▶ _WHAT TO PRODUCE_: Lines below that include "ruby" are the answer; copy each one.

▶ _MATERIAL TO PROCESS_:
·····
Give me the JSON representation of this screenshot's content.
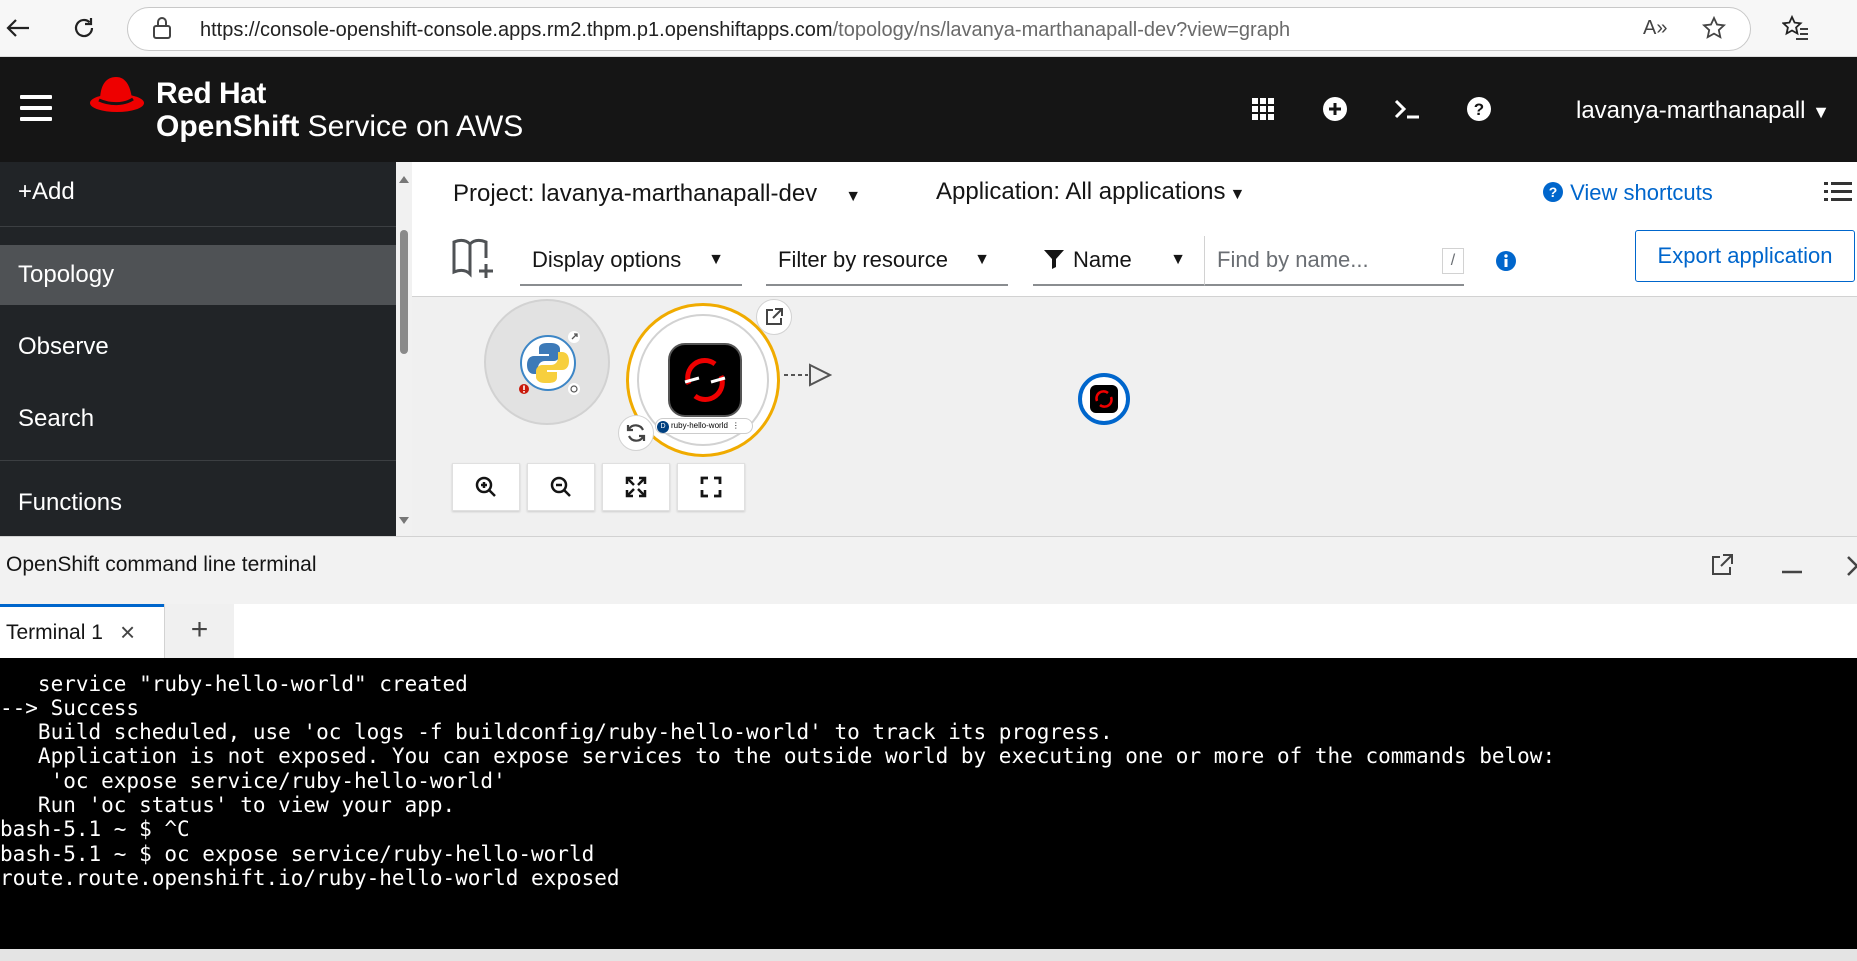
{
  "browser": {
    "url_host": "https://console-openshift-console.apps.rm2.thpm.p1.openshiftapps.com",
    "url_path": "/topology/ns/lavanya-marthanapall-dev?view=graph",
    "read_aloud": "A»"
  },
  "masthead": {
    "brand_top": "Red Hat",
    "brand_bold": "OpenShift",
    "brand_rest": " Service on AWS",
    "user": "lavanya-marthanapall"
  },
  "sidebar": {
    "items": [
      {
        "label": "+Add"
      },
      {
        "label": "Topology"
      },
      {
        "label": "Observe"
      },
      {
        "label": "Search"
      },
      {
        "label": "Functions"
      }
    ]
  },
  "main": {
    "project": "Project: lavanya-marthanapall-dev",
    "application": "Application: All applications",
    "shortcuts": "View shortcuts",
    "toolbar": {
      "display_options": "Display options",
      "filter_by_resource": "Filter by resource",
      "name_filter": "Name",
      "find_placeholder": "Find by name...",
      "slash": "/",
      "export": "Export application"
    },
    "node": {
      "badge": "D",
      "label": "ruby-hello-world"
    }
  },
  "terminal": {
    "panel_title": "OpenShift command line terminal",
    "tab_label": "Terminal 1",
    "lines": [
      "   service \"ruby-hello-world\" created",
      "--> Success",
      "   Build scheduled, use 'oc logs -f buildconfig/ruby-hello-world' to track its progress.",
      "   Application is not exposed. You can expose services to the outside world by executing one or more of the commands below:",
      "    'oc expose service/ruby-hello-world'",
      "   Run 'oc status' to view your app.",
      "bash-5.1 ~ $ ^C",
      "bash-5.1 ~ $ oc expose service/ruby-hello-world",
      "route.route.openshift.io/ruby-hello-world exposed"
    ]
  },
  "colors": {
    "masthead": "#151515",
    "sidebar": "#212427",
    "link": "#0066cc",
    "redhat": "#ee0000",
    "node_ring": "#f0ab00"
  }
}
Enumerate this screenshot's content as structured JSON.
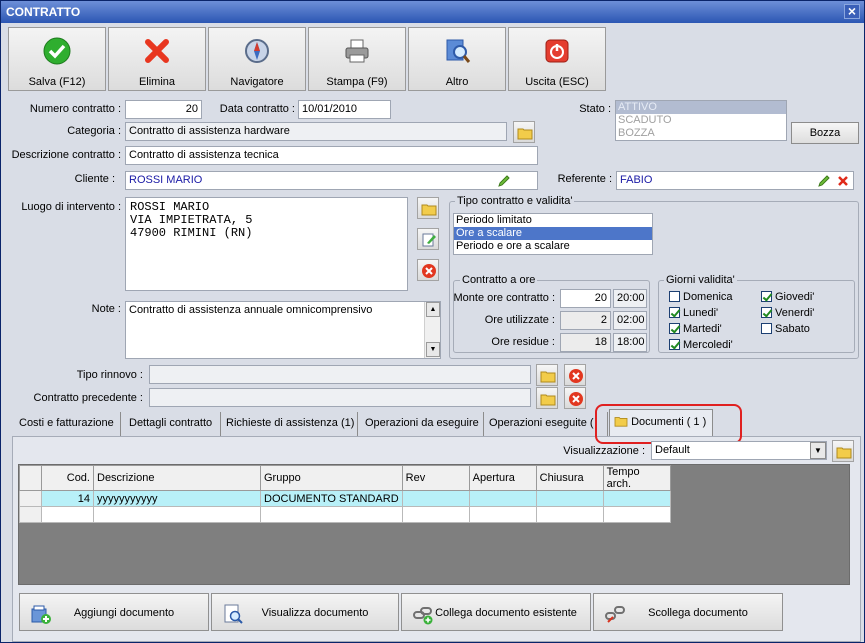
{
  "window": {
    "title": "CONTRATTO",
    "close": "×"
  },
  "toolbar": [
    {
      "label": "Salva (F12)",
      "icon": "checkmark-icon"
    },
    {
      "label": "Elimina",
      "icon": "delete-x-icon"
    },
    {
      "label": "Navigatore",
      "icon": "compass-icon"
    },
    {
      "label": "Stampa (F9)",
      "icon": "printer-icon"
    },
    {
      "label": "Altro",
      "icon": "search-icon"
    },
    {
      "label": "Uscita (ESC)",
      "icon": "power-icon"
    }
  ],
  "form": {
    "numero_label": "Numero contratto :",
    "numero_value": "20",
    "data_label": "Data contratto :",
    "data_value": "10/01/2010",
    "stato_label": "Stato :",
    "stato_options": [
      "ATTIVO",
      "SCADUTO",
      "BOZZA"
    ],
    "stato_button": "Bozza",
    "categoria_label": "Categoria :",
    "categoria_value": "Contratto di assistenza hardware",
    "descrizione_label": "Descrizione contratto :",
    "descrizione_value": "Contratto di assistenza tecnica",
    "cliente_label": "Cliente :",
    "cliente_value": "ROSSI MARIO",
    "referente_label": "Referente :",
    "referente_value": "FABIO",
    "luogo_label": "Luogo di intervento :",
    "luogo_value": "ROSSI MARIO\nVIA IMPIETRATA, 5\n47900 RIMINI (RN)",
    "note_label": "Note :",
    "note_value": "Contratto di assistenza annuale omnicomprensivo",
    "tipo_rinnovo_label": "Tipo rinnovo :",
    "tipo_rinnovo_value": "",
    "contratto_precedente_label": "Contratto precedente :",
    "contratto_precedente_value": ""
  },
  "tipo_contratto": {
    "title": "Tipo contratto e validita'",
    "options": [
      "Periodo limitato",
      "Ore a scalare",
      "Periodo e ore a scalare"
    ],
    "selected_index": 1
  },
  "contratto_ore": {
    "title": "Contratto a ore",
    "monte_label": "Monte ore contratto :",
    "monte_value": "20",
    "monte_time": "20:00",
    "utilizzate_label": "Ore utilizzate :",
    "utilizzate_value": "2",
    "utilizzate_time": "02:00",
    "residue_label": "Ore residue :",
    "residue_value": "18",
    "residue_time": "18:00"
  },
  "giorni": {
    "title": "Giorni validita'",
    "days": [
      {
        "label": "Domenica",
        "checked": false
      },
      {
        "label": "Lunedi'",
        "checked": true
      },
      {
        "label": "Martedi'",
        "checked": true
      },
      {
        "label": "Mercoledi'",
        "checked": true
      },
      {
        "label": "Giovedi'",
        "checked": true
      },
      {
        "label": "Venerdi'",
        "checked": true
      },
      {
        "label": "Sabato",
        "checked": false
      }
    ]
  },
  "tabs": [
    "Costi e fatturazione",
    "Dettagli contratto",
    "Richieste di assistenza (1)",
    "Operazioni da eseguire",
    "Operazioni eseguite (",
    "Documenti ( 1 )"
  ],
  "active_tab": 5,
  "documenti": {
    "visualizzazione_label": "Visualizzazione :",
    "visualizzazione_value": "Default",
    "columns": [
      "",
      "Cod.",
      "Descrizione",
      "Gruppo",
      "Rev",
      "Apertura",
      "Chiusura",
      "Tempo arch."
    ],
    "rows": [
      [
        "",
        "14",
        "yyyyyyyyyyy",
        "DOCUMENTO STANDARD",
        "",
        "",
        "",
        ""
      ],
      [
        "",
        "",
        "",
        "",
        "",
        "",
        "",
        ""
      ]
    ],
    "buttons": [
      {
        "label": "Aggiungi documento",
        "icon": "add-document-icon"
      },
      {
        "label": "Visualizza documento",
        "icon": "view-document-icon"
      },
      {
        "label": "Collega documento esistente",
        "icon": "link-document-icon"
      },
      {
        "label": "Scollega documento",
        "icon": "unlink-document-icon"
      }
    ]
  },
  "colors": {
    "titlebar": "#2b56b3",
    "selection": "#4d76c9",
    "row_highlight": "#b8f0f8",
    "callout": "#e02020",
    "client_text": "#1a1aa6"
  }
}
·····
▶ _SOLUTION_:
      "label": "ruby-hello-world"
      "   service \"ruby-hello-world\" created",
      "   Build scheduled, use 'oc logs -f buildconfig/ruby-hello-world' to track its progress.",
      "    'oc expose service/ruby-hello-world'",
      "bash-5.1 ~ $ oc expose service/ruby-hello-world",
      "route.route.openshift.io/ruby-hello-world exposed"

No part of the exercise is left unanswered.